Records contained in a dataset:
╔══

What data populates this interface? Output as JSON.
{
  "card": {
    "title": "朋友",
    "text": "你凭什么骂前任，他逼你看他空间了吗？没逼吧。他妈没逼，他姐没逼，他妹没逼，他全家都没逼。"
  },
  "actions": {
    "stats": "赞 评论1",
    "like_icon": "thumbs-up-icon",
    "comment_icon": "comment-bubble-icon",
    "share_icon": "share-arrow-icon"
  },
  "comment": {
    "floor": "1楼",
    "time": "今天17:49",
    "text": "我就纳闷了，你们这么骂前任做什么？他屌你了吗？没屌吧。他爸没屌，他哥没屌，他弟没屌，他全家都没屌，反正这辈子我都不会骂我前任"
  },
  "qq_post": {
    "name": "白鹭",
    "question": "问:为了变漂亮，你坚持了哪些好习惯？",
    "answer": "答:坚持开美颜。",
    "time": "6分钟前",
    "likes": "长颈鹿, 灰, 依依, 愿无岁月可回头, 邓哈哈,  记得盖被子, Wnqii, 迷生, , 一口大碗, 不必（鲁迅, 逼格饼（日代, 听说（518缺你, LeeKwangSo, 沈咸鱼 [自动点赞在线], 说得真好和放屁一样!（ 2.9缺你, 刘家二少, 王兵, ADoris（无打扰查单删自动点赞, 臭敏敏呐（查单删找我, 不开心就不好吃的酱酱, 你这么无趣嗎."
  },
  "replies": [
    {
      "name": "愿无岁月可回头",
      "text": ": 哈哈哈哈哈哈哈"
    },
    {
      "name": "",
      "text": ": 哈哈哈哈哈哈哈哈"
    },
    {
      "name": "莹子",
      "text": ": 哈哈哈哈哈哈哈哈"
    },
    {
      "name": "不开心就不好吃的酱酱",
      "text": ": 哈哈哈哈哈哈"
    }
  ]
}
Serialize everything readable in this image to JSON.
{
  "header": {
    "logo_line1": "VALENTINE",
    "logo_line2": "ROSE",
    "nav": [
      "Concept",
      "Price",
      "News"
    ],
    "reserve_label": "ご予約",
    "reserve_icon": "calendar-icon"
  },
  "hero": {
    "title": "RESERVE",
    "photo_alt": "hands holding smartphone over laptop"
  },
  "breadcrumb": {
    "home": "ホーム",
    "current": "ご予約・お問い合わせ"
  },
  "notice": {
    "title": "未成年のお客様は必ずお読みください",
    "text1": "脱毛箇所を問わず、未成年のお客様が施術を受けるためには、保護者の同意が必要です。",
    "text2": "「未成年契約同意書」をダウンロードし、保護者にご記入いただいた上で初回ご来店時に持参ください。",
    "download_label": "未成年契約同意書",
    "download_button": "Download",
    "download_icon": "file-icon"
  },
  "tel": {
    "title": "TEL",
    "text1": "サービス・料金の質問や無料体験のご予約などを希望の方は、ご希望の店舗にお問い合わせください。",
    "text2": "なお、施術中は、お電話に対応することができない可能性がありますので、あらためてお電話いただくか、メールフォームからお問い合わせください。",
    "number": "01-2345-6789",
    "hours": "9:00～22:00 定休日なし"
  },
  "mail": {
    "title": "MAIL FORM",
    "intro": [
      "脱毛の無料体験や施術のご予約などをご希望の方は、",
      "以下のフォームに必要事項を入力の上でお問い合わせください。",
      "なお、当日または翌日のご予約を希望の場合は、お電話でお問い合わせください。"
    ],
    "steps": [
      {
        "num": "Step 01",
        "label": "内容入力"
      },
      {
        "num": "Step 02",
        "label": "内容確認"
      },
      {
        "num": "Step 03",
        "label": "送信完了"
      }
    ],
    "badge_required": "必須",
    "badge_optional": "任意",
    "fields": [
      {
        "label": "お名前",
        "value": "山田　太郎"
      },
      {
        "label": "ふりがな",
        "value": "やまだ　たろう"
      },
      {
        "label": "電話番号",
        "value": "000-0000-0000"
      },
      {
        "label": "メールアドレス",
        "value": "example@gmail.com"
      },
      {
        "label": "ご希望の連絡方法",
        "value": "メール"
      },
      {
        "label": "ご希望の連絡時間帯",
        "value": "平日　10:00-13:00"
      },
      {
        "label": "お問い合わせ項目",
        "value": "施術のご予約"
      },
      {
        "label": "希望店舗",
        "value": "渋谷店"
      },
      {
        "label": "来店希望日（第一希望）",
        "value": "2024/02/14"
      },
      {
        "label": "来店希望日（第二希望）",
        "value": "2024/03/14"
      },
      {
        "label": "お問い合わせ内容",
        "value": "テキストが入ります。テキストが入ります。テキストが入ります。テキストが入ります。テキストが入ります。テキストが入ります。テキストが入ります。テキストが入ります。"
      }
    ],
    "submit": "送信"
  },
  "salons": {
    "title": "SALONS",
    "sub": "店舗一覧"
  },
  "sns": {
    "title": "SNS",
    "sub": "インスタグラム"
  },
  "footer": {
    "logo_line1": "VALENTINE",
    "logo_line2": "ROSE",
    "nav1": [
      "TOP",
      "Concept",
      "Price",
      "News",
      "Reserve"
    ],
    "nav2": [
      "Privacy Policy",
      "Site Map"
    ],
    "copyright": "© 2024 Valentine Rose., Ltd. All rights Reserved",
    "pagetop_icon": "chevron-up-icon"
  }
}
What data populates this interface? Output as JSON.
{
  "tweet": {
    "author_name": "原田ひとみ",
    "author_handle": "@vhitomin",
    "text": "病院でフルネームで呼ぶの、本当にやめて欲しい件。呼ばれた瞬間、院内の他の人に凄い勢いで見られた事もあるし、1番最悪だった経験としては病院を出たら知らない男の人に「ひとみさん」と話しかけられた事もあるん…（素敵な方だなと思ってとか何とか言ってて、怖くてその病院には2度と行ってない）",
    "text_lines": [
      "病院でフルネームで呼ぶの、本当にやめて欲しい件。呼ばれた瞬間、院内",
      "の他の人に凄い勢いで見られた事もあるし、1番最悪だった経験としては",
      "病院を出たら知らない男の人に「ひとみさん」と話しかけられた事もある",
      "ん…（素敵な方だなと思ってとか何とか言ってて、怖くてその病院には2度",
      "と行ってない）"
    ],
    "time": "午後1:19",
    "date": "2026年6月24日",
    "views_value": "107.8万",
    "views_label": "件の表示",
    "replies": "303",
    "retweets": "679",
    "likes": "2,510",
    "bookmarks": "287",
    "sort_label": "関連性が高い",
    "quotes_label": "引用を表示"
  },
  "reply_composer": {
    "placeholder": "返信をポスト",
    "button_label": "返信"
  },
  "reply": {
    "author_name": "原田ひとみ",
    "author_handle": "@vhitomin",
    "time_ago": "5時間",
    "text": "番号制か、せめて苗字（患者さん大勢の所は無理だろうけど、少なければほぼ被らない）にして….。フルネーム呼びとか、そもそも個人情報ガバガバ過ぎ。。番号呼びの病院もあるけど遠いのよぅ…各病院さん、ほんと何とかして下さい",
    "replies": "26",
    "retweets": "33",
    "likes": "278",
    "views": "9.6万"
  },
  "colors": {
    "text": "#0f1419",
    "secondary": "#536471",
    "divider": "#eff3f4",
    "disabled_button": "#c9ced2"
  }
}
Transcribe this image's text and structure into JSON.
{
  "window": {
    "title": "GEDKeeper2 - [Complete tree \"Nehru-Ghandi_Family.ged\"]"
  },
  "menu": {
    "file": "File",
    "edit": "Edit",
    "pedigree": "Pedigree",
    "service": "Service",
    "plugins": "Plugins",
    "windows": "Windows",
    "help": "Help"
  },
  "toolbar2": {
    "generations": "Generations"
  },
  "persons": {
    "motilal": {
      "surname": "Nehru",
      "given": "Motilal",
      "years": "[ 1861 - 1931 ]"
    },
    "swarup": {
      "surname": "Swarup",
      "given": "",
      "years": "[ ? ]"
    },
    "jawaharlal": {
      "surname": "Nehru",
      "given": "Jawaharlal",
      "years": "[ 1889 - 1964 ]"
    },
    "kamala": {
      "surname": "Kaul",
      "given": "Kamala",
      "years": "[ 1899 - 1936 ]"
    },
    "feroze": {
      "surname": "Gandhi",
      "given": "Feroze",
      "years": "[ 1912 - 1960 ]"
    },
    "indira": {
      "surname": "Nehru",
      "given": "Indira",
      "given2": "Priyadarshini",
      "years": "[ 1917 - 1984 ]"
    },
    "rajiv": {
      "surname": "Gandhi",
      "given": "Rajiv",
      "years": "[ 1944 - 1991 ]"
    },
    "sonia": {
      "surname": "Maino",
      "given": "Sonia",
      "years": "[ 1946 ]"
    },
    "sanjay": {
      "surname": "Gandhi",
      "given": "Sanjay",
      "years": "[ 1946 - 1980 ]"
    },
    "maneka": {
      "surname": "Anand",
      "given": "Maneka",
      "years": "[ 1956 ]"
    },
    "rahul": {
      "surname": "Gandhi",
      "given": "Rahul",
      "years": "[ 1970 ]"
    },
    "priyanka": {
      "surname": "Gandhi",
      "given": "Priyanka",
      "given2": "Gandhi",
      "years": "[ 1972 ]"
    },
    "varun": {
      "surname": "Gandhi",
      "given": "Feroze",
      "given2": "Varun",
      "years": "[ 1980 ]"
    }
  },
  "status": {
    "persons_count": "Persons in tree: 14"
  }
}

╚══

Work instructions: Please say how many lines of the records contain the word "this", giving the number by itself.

Expected output: 4